Work instruction:
Word for word, repeat all of the entries.

Dataset rows describing interfaces:
......
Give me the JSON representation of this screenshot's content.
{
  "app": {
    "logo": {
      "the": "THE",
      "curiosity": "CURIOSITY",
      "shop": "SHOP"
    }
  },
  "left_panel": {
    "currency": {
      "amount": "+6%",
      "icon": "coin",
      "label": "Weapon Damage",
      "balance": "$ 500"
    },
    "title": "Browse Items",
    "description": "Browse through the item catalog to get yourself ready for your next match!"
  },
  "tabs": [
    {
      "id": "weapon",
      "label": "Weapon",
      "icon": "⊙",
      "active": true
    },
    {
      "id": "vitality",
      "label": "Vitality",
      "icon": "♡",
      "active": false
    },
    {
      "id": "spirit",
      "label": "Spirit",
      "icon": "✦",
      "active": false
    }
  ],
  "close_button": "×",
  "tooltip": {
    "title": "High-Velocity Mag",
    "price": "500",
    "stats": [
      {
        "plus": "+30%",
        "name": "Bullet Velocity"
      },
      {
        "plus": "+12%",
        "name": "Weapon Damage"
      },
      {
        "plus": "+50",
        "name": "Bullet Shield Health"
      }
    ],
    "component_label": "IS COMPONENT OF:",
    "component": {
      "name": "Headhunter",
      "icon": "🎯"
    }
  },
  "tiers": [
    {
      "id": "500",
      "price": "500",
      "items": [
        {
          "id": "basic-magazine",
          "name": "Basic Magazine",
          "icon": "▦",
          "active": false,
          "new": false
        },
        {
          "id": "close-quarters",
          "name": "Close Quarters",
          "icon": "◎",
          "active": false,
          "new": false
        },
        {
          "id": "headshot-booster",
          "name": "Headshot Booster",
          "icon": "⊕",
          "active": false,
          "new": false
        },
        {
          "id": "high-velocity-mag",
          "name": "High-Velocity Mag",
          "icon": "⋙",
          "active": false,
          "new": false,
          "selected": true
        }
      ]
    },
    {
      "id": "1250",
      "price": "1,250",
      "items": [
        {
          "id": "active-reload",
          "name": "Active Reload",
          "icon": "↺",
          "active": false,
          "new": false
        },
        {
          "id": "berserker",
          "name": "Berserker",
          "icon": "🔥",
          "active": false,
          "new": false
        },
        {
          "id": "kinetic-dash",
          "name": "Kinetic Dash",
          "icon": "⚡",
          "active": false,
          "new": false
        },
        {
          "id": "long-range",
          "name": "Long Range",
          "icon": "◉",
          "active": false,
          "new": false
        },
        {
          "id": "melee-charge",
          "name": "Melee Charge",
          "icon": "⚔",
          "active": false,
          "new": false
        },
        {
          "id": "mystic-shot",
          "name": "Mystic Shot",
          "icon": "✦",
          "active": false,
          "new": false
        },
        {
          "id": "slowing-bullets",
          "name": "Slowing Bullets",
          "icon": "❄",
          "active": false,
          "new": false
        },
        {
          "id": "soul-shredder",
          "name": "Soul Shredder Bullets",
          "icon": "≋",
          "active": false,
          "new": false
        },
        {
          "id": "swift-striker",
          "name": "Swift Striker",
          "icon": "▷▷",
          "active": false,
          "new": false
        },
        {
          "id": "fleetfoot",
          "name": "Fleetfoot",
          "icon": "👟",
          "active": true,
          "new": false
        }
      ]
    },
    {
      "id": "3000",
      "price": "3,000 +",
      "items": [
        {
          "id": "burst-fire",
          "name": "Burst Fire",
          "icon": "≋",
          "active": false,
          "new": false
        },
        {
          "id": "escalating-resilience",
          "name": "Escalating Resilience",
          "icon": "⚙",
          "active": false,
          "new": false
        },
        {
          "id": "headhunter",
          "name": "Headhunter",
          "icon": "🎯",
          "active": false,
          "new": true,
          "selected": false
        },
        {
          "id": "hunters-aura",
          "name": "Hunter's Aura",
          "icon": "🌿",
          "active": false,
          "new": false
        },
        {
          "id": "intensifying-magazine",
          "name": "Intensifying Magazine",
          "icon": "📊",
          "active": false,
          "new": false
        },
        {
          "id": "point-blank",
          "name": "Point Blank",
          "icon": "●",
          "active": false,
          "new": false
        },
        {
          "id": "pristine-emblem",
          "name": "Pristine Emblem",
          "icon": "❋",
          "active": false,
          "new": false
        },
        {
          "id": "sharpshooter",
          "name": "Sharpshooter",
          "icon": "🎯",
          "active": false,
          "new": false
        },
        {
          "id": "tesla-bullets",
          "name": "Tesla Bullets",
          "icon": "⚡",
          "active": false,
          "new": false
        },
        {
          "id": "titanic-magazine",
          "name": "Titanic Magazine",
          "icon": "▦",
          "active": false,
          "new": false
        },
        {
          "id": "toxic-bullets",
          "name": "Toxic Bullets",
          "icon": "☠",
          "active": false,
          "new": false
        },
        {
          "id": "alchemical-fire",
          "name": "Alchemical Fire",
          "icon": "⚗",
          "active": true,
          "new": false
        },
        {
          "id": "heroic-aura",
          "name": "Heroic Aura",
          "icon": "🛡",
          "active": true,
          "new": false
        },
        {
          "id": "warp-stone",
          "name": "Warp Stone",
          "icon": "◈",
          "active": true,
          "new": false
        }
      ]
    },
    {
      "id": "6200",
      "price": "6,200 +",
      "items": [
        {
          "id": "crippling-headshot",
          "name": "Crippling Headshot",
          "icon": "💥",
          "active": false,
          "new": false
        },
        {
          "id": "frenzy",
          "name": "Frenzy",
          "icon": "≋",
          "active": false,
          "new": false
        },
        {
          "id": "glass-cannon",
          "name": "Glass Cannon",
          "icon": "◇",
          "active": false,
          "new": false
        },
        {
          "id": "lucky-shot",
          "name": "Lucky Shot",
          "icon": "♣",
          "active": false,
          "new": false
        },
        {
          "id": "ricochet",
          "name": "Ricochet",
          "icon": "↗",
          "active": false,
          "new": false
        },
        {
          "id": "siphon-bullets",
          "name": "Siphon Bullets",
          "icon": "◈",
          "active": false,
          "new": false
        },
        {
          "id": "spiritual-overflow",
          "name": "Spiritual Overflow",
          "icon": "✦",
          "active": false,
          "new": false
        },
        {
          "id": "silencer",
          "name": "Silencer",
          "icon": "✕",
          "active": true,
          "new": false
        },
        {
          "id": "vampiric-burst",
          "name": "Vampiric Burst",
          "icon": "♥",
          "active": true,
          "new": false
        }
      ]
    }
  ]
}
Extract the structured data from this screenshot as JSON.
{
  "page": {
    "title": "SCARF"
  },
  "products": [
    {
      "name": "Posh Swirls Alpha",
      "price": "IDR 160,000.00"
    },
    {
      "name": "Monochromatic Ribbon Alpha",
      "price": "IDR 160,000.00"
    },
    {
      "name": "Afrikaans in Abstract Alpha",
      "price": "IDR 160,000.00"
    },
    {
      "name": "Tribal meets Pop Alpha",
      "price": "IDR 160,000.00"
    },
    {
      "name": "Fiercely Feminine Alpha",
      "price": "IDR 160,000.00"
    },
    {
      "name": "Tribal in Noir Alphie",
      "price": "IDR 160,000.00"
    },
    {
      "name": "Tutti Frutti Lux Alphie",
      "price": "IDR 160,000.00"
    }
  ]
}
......
Output of the exercise:
Give me the JSON representation of this screenshot's content.
{
  "app": {
    "logo": {
      "the": "THE",
      "curiosity": "CURIOSITY",
      "shop": "SHOP"
    }
  },
  "left_panel": {
    "currency": {
      "amount": "+6%",
      "icon": "coin",
      "label": "Weapon Damage",
      "balance": "$ 500"
    },
    "title": "Browse Items",
    "description": "Browse through the item catalog to get yourself ready for your next match!"
  },
  "tabs": [
    {
      "id": "weapon",
      "label": "Weapon",
      "icon": "⊙",
      "active": true
    },
    {
      "id": "vitality",
      "label": "Vitality",
      "icon": "♡",
      "active": false
    },
    {
      "id": "spirit",
      "label": "Spirit",
      "icon": "✦",
      "active": false
    }
  ],
  "close_button": "×",
  "tooltip": {
    "title": "High-Velocity Mag",
    "price": "500",
    "stats": [
      {
        "plus": "+30%",
        "name": "Bullet Velocity"
      },
      {
        "plus": "+12%",
        "name": "Weapon Damage"
      },
      {
        "plus": "+50",
        "name": "Bullet Shield Health"
      }
    ],
    "component_label": "IS COMPONENT OF:",
    "component": {
      "name": "Headhunter",
      "icon": "🎯"
    }
  },
  "tiers": [
    {
      "id": "500",
      "price": "500",
      "items": [
        {
          "id": "basic-magazine",
          "name": "Basic Magazine",
          "icon": "▦",
          "active": false,
          "new": false
        },
        {
          "id": "close-quarters",
          "name": "Close Quarters",
          "icon": "◎",
          "active": false,
          "new": false
        },
        {
          "id": "headshot-booster",
          "name": "Headshot Booster",
          "icon": "⊕",
          "active": false,
          "new": false
        },
        {
          "id": "high-velocity-mag",
          "name": "High-Velocity Mag",
          "icon": "⋙",
          "active": false,
          "new": false,
          "selected": true
        }
      ]
    },
    {
      "id": "1250",
      "price": "1,250",
      "items": [
        {
          "id": "active-reload",
          "name": "Active Reload",
          "icon": "↺",
          "active": false,
          "new": false
        },
        {
          "id": "berserker",
          "name": "Berserker",
          "icon": "🔥",
          "active": false,
          "new": false
        },
        {
          "id": "kinetic-dash",
          "name": "Kinetic Dash",
          "icon": "⚡",
          "active": false,
          "new": false
        },
        {
          "id": "long-range",
          "name": "Long Range",
          "icon": "◉",
          "active": false,
          "new": false
        },
        {
          "id": "melee-charge",
          "name": "Melee Charge",
          "icon": "⚔",
          "active": false,
          "new": false
        },
        {
          "id": "mystic-shot",
          "name": "Mystic Shot",
          "icon": "✦",
          "active": false,
          "new": false
        },
        {
          "id": "slowing-bullets",
          "name": "Slowing Bullets",
          "icon": "❄",
          "active": false,
          "new": false
        },
        {
          "id": "soul-shredder",
          "name": "Soul Shredder Bullets",
          "icon": "≋",
          "active": false,
          "new": false
        },
        {
          "id": "swift-striker",
          "name": "Swift Striker",
          "icon": "▷▷",
          "active": false,
          "new": false
        },
        {
          "id": "fleetfoot",
          "name": "Fleetfoot",
          "icon": "👟",
          "active": true,
          "new": false
        }
      ]
    },
    {
      "id": "3000",
      "price": "3,000 +",
      "items": [
        {
          "id": "burst-fire",
          "name": "Burst Fire",
          "icon": "≋",
          "active": false,
          "new": false
        },
        {
          "id": "escalating-resilience",
          "name": "Escalating Resilience",
          "icon": "⚙",
          "active": false,
          "new": false
        },
        {
          "id": "headhunter",
          "name": "Headhunter",
          "icon": "🎯",
          "active": false,
          "new": true,
          "selected": false
        },
        {
          "id": "hunters-aura",
          "name": "Hunter's Aura",
          "icon": "🌿",
          "active": false,
          "new": false
        },
        {
          "id": "intensifying-magazine",
          "name": "Intensifying Magazine",
          "icon": "📊",
          "active": false,
          "new": false
        },
        {
          "id": "point-blank",
          "name": "Point Blank",
          "icon": "●",
          "active": false,
          "new": false
        },
        {
          "id": "pristine-emblem",
          "name": "Pristine Emblem",
          "icon": "❋",
          "active": false,
          "new": false
        },
        {
          "id": "sharpshooter",
          "name": "Sharpshooter",
          "icon": "🎯",
          "active": false,
          "new": false
        },
        {
          "id": "tesla-bullets",
          "name": "Tesla Bullets",
          "icon": "⚡",
          "active": false,
          "new": false
        },
        {
          "id": "titanic-magazine",
          "name": "Titanic Magazine",
          "icon": "▦",
          "active": false,
          "new": false
        },
        {
          "id": "toxic-bullets",
          "name": "Toxic Bullets",
          "icon": "☠",
          "active": false,
          "new": false
        },
        {
          "id": "alchemical-fire",
          "name": "Alchemical Fire",
          "icon": "⚗",
          "active": true,
          "new": false
        },
        {
          "id": "heroic-aura",
          "name": "Heroic Aura",
          "icon": "🛡",
          "active": true,
          "new": false
        },
        {
          "id": "warp-stone",
          "name": "Warp Stone",
          "icon": "◈",
          "active": true,
          "new": false
        }
      ]
    },
    {
      "id": "6200",
      "price": "6,200 +",
      "items": [
        {
          "id": "crippling-headshot",
          "name": "Crippling Headshot",
          "icon": "💥",
          "active": false,
          "new": false
        },
        {
          "id": "frenzy",
          "name": "Frenzy",
          "icon": "≋",
          "active": false,
          "new": false
        },
        {
          "id": "glass-cannon",
          "name": "Glass Cannon",
          "icon": "◇",
          "active": false,
          "new": false
        },
        {
          "id": "lucky-shot",
          "name": "Lucky Shot",
          "icon": "♣",
          "active": false,
          "new": false
        },
        {
          "id": "ricochet",
          "name": "Ricochet",
          "icon": "↗",
          "active": false,
          "new": false
        },
        {
          "id": "siphon-bullets",
          "name": "Siphon Bullets",
          "icon": "◈",
          "active": false,
          "new": false
        },
        {
          "id": "spiritual-overflow",
          "name": "Spiritual Overflow",
          "icon": "✦",
          "active": false,
          "new": false
        },
        {
          "id": "silencer",
          "name": "Silencer",
          "icon": "✕",
          "active": true,
          "new": false
        },
        {
          "id": "vampiric-burst",
          "name": "Vampiric Burst",
          "icon": "♥",
          "active": true,
          "new": false
        }
      ]
    }
  ]
}
Extract the structured data from this screenshot as JSON.
{
  "page": {
    "title": "SCARF"
  },
  "products": [
    {
      "name": "Posh Swirls Alpha",
      "price": "IDR 160,000.00"
    },
    {
      "name": "Monochromatic Ribbon Alpha",
      "price": "IDR 160,000.00"
    },
    {
      "name": "Afrikaans in Abstract Alpha",
      "price": "IDR 160,000.00"
    },
    {
      "name": "Tribal meets Pop Alpha",
      "price": "IDR 160,000.00"
    },
    {
      "name": "Fiercely Feminine Alpha",
      "price": "IDR 160,000.00"
    },
    {
      "name": "Tribal in Noir Alphie",
      "price": "IDR 160,000.00"
    },
    {
      "name": "Tutti Frutti Lux Alphie",
      "price": "IDR 160,000.00"
    }
  ]
}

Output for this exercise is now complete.